The Center for Innovative Technology (CIT), in partnership with the Virginia Department of Education (VDOE), announced today the winners of the 2015 Apps4VA James Madison University software application (app) development competition. The Apps4VA initiative focuses on improving K-12 education by engaging the public in contributing fresh and innovative ideas on how to use education data.
Jointly sponsored by the Virginia Department of Education and CIT, the Apps4VA JMU competition engaged more than 100 James Madison University students in a semester-long project to develop innovative solutions and software tools to improve education and educational decisions in Virginia. Students collaborated on teams to design and implement an application that would solve an educational challenge based on the Apps4VA data catalog.
Chris Mayfield, Assistant Professor, and Michael Norton, Associate Professor, in JMU’s Computer Science Department, said, “For the second straight year, we have seen a very impressive set of applications result from our students’ work in the Apps4VA project. This type of application development fits seamlessly with our curriculum and provides our students with the ability to produce applications that have the potential to impact the education ecosystem across the State.”
The winners of the competition are:
Grand Prize Winner:
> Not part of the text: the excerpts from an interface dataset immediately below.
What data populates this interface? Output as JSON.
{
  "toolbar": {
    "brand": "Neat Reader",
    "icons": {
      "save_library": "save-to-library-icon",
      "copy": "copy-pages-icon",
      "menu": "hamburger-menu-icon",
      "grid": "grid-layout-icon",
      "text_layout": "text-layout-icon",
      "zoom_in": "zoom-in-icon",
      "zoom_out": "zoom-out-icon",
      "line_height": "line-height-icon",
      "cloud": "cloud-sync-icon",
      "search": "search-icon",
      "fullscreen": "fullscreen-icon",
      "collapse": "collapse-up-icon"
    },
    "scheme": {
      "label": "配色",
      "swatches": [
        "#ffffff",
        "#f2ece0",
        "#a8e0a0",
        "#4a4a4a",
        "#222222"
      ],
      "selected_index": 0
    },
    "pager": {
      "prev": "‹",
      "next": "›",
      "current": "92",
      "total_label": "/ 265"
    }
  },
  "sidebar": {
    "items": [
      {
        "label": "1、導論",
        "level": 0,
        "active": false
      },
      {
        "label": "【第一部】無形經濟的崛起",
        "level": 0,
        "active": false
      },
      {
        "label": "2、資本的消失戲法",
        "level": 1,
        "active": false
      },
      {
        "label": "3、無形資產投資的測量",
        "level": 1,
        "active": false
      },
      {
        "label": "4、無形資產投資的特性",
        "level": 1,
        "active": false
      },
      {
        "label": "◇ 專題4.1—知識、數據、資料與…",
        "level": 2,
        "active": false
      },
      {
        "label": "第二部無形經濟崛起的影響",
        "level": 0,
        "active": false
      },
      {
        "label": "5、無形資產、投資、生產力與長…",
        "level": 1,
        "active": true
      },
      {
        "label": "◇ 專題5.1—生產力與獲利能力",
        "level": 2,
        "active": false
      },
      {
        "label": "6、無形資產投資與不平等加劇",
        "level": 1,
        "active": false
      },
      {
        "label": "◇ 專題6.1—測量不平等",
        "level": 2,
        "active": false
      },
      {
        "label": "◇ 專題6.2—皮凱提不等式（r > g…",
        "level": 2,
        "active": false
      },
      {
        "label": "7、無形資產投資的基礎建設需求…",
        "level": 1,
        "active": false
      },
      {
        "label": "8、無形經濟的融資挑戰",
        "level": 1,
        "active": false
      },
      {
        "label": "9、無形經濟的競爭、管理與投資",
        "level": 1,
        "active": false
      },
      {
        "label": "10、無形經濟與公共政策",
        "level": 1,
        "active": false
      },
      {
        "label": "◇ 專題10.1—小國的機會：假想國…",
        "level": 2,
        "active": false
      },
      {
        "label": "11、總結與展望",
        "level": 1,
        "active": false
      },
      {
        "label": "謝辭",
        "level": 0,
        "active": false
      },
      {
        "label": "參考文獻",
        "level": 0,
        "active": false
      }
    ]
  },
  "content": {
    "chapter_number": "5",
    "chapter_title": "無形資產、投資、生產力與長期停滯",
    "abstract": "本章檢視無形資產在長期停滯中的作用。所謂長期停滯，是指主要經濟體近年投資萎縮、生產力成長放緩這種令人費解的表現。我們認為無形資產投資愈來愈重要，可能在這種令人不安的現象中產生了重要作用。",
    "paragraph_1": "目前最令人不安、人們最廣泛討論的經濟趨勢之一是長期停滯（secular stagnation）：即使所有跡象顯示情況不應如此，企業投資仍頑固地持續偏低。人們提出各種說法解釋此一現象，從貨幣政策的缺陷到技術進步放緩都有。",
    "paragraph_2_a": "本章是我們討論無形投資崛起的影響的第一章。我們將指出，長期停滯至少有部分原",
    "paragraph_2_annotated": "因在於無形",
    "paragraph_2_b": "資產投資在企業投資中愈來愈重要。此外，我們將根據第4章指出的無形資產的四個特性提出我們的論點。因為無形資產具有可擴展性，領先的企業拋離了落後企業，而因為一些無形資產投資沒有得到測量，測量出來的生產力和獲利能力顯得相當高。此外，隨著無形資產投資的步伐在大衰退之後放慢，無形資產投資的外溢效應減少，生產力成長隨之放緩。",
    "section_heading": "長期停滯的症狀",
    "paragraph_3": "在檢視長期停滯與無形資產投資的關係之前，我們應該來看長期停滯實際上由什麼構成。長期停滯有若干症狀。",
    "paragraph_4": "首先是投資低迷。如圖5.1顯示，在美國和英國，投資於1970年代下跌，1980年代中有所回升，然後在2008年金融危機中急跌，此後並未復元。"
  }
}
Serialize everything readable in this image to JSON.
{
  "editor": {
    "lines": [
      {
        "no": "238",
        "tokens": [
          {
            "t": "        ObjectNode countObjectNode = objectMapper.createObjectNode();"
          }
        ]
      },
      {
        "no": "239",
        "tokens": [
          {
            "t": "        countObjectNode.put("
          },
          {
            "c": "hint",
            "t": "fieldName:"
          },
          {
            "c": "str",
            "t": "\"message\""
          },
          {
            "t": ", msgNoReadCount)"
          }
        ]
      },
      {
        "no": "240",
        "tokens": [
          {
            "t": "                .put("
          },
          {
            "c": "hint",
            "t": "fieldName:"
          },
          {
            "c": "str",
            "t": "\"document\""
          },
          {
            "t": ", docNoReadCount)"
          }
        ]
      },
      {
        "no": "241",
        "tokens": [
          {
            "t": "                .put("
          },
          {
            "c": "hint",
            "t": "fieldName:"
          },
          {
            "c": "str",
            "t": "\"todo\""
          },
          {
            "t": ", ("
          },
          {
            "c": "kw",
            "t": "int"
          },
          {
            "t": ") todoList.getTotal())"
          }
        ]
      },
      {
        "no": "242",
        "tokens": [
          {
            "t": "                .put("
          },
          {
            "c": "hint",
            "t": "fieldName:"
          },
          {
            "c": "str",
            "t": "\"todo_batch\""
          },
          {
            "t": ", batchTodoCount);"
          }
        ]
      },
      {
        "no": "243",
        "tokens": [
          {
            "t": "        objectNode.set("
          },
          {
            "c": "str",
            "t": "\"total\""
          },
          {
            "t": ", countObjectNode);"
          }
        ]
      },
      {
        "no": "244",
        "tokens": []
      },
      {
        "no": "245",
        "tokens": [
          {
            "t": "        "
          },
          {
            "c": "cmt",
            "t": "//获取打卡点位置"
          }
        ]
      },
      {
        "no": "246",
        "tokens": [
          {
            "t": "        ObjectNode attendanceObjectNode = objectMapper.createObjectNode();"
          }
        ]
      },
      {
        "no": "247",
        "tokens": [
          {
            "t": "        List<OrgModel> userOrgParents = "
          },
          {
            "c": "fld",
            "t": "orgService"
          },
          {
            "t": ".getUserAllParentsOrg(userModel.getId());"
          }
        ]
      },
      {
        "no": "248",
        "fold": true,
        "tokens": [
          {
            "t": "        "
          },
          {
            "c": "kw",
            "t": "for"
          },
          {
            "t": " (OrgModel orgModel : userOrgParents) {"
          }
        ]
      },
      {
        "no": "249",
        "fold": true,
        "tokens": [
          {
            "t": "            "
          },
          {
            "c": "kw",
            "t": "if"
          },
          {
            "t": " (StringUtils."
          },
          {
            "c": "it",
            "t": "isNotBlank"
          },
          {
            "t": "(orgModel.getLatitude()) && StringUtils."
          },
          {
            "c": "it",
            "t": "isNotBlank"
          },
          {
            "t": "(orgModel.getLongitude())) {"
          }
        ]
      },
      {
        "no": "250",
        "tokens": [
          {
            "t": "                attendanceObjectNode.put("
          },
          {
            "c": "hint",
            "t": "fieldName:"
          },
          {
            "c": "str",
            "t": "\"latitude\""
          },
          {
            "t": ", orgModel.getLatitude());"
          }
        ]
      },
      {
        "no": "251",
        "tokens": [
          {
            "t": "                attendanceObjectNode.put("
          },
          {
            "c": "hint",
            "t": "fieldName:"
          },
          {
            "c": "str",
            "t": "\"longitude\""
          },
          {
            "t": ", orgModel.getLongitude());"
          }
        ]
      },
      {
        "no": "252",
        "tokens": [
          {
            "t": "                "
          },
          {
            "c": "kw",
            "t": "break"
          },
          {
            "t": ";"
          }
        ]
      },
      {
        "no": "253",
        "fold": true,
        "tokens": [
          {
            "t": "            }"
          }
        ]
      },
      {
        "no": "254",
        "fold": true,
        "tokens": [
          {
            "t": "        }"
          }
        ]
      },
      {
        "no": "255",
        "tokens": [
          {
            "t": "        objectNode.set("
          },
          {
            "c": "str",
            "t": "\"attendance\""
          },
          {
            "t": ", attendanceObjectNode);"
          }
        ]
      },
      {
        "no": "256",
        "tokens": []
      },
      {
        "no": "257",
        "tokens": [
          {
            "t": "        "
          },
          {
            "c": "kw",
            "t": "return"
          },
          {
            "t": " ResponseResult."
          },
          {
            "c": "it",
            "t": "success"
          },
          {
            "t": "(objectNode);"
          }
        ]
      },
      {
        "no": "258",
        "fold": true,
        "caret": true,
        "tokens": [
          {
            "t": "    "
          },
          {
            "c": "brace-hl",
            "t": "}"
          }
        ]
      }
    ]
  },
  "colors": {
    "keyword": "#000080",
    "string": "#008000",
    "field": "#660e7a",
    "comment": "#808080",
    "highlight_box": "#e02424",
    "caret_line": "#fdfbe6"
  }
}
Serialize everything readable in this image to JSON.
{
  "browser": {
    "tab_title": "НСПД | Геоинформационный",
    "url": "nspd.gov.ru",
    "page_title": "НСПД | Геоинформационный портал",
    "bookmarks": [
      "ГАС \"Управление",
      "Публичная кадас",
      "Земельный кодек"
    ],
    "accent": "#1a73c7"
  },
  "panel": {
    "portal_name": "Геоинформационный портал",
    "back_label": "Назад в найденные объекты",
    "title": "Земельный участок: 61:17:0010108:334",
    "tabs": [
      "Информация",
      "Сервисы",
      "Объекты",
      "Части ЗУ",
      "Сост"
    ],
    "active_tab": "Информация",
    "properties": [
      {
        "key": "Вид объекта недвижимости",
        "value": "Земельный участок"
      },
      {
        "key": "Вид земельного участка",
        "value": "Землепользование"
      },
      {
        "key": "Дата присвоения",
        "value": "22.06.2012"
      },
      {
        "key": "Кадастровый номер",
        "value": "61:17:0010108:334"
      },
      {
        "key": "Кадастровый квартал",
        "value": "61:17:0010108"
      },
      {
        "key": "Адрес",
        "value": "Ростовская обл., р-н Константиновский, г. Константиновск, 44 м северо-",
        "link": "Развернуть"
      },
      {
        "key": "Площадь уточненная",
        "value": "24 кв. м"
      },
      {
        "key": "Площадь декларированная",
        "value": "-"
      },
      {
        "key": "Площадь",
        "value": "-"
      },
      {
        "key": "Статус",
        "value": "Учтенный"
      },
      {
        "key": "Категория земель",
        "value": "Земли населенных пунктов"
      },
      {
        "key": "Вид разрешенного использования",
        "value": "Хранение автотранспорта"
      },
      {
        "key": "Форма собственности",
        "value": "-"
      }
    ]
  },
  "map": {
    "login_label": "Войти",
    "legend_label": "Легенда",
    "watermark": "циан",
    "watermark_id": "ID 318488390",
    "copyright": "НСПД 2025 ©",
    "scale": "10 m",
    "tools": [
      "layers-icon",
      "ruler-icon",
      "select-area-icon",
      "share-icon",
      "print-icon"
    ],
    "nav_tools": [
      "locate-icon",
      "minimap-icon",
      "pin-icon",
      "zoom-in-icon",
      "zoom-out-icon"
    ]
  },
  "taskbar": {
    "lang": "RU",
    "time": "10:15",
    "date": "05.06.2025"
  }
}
- Team VEBA: Virginia Educational Budget Analyzer: VEBA is a web application which highlights trends in how government spending affects various metrics related to the Virginia school system. The application uses student metrics from the VLDS and the educational budget records available through Datapoint.gov. Student developers included: Dave McVicar, Abhisek Luthra and Nick Love.
Second Place Team:
- Team Dry Bump: SmartFinance: The SmartFinance application allows administrators and politicians with quick access to financial data from across the Commonwealth of Virginia. The application allows for the comparison between instructional spending per capita and student postsecondary success to identify schools that may be suffering from a funding gap or schools that are achieving high success rates with limited resources. Student developers included Stephen Banghart, Zach Bolan, Chris Peterkin and Aaron Zamecnik.
Apps4VA was launched by CIT and VDOE as a way to raise awareness of the Virginia Longitudinal Data System (VLDS), which provides research information on Virginia public school students’ progress toward college and career readiness; to engage the public in using the data to develop new insights and tools for educators, researchers and policymakers; and to increase government transparency. Since its inception, the Apps4VA program has engaged more than 400 participants who have developed more than 200 cutting-edge, education-focused apps.
Bethann Canada, Director of Educational Information Management at the Virginia Department of Education (VDOE), said, “The expansion of the Apps4VA program into the course curriculum at James Madison University is a perfect example of how the VDOE is looking for new ways to use our educational data. Over the course of the last two years, the classes at JMU have developed dozens of applications that show the VLDS can play a critical role in improving education policies across the Commonwealth. The Apps4VA program is not a single event, but an ongoing process. VDOE is very interested in finding additional strategic partners like JMU to help find new uses for the VLDS.”
Winners of the Apps4VA JMU challenge will be highlighted at the 2015 Insights Conference on June 30, 2015 at the University of Mary Washington Stafford Campus (http://www.cit.org/insights-conference/).
For more information on the program, visit the Apps4VA website.